Then one day I visited Mike Basinski in the Poetry Collection at the University at Buffalo. He showed me the first Objectivist Press edition of Discrete Series. It's printed in a small format hardcover. Inside, each section of the poem -- numbered, titled, or otherwise -- is given its own "discrete" page, thus marking each section off as an autonomous entity whose connection to the other parts of the series both more open and more apparent. Reading through that volume I finally started to get a sense of how Oppen's poems were supposed to look and feel -- both as discrete elements and as parts of the series.
The new edition of Oppen's Collected Poems, which I do not own, goes some way towards correcting this, giving each poems it's own page, similar to the original, though again something lacks that has to do with the shape of the page. The poems are very short, and the original book is small and closer to a square in shape, where as the book that houses them now is more rectangular, leaving a fair amount of white space on each page that was not contained in the original. This is especially true of the shorter poems in the series.
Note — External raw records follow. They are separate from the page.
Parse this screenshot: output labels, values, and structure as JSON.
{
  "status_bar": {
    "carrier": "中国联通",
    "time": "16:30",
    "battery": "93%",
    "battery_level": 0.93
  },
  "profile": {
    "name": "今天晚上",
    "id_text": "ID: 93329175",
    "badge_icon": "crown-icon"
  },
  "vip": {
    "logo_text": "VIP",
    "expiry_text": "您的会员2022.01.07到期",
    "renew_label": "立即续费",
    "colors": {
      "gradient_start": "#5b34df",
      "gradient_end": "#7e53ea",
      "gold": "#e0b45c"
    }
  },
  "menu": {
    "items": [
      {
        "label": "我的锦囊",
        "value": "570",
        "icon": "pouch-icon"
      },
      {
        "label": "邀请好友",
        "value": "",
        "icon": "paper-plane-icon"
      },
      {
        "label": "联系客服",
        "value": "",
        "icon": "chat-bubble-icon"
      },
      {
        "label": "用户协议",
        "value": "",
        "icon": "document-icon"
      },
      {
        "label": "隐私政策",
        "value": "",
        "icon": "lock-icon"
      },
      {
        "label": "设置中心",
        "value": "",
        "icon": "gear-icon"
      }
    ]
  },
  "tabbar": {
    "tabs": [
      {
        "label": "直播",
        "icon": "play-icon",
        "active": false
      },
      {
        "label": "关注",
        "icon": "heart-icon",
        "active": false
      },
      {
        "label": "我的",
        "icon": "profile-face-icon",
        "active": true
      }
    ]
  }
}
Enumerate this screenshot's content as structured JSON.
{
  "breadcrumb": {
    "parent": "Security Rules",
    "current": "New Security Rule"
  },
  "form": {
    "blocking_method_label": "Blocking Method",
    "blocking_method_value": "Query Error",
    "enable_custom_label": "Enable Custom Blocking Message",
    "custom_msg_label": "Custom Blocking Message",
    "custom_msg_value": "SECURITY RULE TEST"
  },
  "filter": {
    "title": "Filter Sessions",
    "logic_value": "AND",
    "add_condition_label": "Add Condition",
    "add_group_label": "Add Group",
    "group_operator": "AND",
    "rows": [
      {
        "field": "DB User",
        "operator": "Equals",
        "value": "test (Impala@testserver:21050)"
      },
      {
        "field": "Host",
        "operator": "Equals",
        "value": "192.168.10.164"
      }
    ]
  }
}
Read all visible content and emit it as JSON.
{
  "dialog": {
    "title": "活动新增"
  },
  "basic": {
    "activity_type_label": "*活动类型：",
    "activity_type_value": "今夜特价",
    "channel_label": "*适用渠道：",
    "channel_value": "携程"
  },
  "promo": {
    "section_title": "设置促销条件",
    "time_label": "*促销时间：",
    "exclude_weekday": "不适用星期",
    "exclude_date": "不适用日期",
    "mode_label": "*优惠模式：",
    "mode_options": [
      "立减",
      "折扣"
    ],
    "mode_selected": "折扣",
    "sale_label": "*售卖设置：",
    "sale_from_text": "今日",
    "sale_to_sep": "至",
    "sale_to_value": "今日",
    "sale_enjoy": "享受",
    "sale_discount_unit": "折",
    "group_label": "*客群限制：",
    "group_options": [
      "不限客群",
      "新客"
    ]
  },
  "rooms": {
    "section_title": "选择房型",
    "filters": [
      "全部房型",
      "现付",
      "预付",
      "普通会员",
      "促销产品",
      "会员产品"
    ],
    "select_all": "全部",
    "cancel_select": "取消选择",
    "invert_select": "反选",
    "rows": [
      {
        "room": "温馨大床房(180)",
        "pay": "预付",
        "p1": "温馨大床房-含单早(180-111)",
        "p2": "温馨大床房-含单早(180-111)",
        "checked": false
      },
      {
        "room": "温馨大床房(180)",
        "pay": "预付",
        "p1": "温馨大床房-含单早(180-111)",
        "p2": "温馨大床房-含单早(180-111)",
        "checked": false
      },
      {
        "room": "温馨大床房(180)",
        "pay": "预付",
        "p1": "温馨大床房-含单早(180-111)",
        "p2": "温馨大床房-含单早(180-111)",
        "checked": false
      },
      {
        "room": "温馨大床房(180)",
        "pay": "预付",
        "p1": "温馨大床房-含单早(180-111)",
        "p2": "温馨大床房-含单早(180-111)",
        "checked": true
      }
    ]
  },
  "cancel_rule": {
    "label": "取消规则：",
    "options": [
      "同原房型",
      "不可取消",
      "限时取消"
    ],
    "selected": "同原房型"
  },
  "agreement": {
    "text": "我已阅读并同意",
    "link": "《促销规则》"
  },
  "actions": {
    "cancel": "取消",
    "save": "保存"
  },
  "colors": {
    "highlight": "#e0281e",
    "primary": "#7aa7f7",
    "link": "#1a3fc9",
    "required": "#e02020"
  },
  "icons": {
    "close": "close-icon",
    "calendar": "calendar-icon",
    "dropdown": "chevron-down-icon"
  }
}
It's a big improvement, but having seen the original, I have to take the side of the textual purists and say it won't get fixed until it gets corrected.
from Collected Poems
from Of Being Numerous
My daughter, my daughter, what can I say
I cannot judge it.
We seem caught
In reality together my lovely
I have a daughter
But no child
And it was not precisely
Happiness we promised
We say happiness, happiness and are not
Tho the house on the low land
Of the city
Catches the dawn light
I can tell myself, and I tell myself
Only what we all believe true
And in the sudden vacuum
...it is not
In fear the roots grip
The baffling hierarchies
Of father and child
As of leaves on their high
Thin twigs to shield us
From time, from open